Let’s start with the spleen today. Here are the updated guidelines. Click the image or link to get a bigger image in a new window.

Click to download larger image

The main change to this scale is the addition of active bleeding contained within the spleen (pseudo-aneurysm or contained extravasation) to Grade IV, and uncontained extravasation to Grade V.

In my next post, I’ll discuss the new features of the liver injury scale.

Grading A-P Force Pelvic Injury

Pelvic bony injury requires substantial force, and there are several distinct fracture patterns seen. Today, I’ll briefly review the so called A-P force mechanism and its grading.

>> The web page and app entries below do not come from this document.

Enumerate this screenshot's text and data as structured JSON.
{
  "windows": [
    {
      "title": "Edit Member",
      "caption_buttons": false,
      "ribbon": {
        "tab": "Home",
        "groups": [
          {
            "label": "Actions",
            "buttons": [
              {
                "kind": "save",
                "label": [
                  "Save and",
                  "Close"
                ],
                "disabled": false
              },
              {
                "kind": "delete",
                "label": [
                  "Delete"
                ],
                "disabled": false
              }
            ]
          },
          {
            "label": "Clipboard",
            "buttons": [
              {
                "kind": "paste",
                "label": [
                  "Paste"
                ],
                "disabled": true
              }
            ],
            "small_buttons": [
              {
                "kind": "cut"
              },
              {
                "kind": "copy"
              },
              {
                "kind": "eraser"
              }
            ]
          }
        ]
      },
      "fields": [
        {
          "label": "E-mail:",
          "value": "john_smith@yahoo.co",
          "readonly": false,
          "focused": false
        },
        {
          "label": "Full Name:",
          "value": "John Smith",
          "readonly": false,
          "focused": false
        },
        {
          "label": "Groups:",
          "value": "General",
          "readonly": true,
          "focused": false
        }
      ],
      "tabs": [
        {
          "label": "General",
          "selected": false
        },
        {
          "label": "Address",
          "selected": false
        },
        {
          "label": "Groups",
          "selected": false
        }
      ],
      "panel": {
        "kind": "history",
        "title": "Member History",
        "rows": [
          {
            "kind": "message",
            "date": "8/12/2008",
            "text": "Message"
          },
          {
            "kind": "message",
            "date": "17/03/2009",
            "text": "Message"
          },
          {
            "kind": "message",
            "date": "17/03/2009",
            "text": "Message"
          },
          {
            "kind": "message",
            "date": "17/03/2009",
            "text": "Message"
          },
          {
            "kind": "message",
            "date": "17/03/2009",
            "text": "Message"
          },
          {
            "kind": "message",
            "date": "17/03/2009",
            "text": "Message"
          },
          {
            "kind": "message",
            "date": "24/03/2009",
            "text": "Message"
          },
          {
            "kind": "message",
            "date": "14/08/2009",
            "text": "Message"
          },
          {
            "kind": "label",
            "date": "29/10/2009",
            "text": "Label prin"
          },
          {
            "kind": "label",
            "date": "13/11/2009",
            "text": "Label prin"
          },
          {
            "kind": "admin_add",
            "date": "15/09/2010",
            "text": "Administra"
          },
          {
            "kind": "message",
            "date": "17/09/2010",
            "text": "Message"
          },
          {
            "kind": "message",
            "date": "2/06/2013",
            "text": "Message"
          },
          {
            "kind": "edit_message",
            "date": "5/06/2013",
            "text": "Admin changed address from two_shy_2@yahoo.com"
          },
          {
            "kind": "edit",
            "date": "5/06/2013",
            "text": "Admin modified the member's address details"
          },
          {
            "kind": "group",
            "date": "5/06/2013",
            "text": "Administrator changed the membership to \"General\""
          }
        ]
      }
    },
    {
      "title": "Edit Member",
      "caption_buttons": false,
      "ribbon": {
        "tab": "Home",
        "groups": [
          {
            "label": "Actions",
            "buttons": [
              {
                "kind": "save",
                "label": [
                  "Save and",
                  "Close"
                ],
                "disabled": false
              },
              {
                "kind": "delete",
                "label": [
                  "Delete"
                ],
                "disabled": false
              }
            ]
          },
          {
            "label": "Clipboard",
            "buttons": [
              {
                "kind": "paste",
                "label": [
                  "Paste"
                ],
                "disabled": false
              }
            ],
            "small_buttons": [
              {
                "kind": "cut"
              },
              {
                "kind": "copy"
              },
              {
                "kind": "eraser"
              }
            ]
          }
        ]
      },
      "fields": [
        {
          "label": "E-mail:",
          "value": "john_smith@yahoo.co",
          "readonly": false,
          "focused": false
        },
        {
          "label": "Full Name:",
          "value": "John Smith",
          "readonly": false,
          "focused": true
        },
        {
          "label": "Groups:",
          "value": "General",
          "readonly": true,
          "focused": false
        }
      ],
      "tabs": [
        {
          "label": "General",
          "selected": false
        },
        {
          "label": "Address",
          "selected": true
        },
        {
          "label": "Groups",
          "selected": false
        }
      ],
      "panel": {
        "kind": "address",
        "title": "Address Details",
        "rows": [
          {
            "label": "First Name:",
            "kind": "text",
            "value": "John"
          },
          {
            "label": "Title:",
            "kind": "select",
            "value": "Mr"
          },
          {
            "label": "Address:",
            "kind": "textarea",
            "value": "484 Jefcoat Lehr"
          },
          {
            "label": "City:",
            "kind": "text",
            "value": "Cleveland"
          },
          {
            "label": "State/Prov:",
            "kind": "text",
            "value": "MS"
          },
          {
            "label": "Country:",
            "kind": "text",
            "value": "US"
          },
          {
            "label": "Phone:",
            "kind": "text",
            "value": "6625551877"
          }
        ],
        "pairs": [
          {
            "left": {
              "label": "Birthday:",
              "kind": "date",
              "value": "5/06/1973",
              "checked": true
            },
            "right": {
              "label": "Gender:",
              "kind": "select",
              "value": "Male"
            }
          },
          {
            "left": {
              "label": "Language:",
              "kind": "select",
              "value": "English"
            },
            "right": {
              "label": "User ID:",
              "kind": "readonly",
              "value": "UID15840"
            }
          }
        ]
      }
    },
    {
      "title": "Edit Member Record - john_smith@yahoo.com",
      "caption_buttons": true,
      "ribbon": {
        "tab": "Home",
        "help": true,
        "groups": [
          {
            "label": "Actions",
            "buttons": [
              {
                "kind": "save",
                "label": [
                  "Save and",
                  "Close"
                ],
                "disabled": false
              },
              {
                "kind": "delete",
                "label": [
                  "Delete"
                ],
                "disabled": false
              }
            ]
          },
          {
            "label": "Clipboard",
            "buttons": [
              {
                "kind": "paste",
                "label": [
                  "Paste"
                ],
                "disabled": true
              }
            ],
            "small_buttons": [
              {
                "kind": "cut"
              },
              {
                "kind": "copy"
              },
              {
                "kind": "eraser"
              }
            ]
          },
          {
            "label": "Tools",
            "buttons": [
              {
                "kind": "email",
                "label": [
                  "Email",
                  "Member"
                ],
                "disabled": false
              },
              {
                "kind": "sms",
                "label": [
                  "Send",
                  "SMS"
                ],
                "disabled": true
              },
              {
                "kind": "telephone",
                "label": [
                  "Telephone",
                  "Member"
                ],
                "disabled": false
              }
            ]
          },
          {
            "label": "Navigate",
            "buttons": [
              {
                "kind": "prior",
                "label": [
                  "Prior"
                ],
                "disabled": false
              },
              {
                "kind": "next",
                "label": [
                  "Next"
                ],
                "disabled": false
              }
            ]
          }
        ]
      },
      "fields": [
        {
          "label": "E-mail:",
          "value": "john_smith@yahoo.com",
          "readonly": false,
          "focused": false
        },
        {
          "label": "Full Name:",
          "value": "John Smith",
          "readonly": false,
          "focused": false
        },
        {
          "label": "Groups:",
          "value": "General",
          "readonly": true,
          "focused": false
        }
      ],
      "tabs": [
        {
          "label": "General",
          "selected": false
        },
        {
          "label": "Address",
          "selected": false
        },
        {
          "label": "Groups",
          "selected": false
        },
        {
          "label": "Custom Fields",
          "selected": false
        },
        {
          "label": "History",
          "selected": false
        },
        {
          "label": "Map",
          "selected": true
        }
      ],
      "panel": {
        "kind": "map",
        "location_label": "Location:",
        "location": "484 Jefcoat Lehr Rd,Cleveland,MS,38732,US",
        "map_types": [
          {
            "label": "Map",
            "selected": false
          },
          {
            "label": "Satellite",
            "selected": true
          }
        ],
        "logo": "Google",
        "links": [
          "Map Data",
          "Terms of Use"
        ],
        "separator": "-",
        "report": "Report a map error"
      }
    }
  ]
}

The anterior-posterior (A-P) mechanism frequently results in what many call an “open book” pelvis on x-ray evaluation. It most commonly occurs when something heavy rolls over or crushes the pelvis. We see this in patients who have a vehicle roll over their torso, or are crushed by heavy machinery. The force is applied to the sacrum posteriorly and the anterior portions of the iliac crests. This fulcrum effect displaces one or both iliac wings posteriorly. The flexion point is typically the sacro-iliac joint or the sacral wings. The pubic symphysis pulls apart as the iliac wings move away from their anatomic position.

The usual grading system assigns a type subclassification based on the amount of disruption:

  • Type I – less than 1 inch (2.5cm) of pubic diastasis, or rami are fractured; no significant posterior injury
  • Type II – more than 1 inch of diastasis; one or both SI joints widened; posterior SI ligament intact; anterior SI, sacrospinous and sacrotuberous ligaments torn
  • Type III – all anterior and posterior ligaments disrupted

How is this grading system useful? It is generally predictive of hemodynamic instability, resuscitation requirements, and the possibility of concomitant vascular and/or neurologic compromise. However, you can also get a pretty good idea of all of that just looking at the x-ray. But it is helpful in describing the injury to your orthopedic colleagues.

Tomorrow: What to do about it in your trauma bay.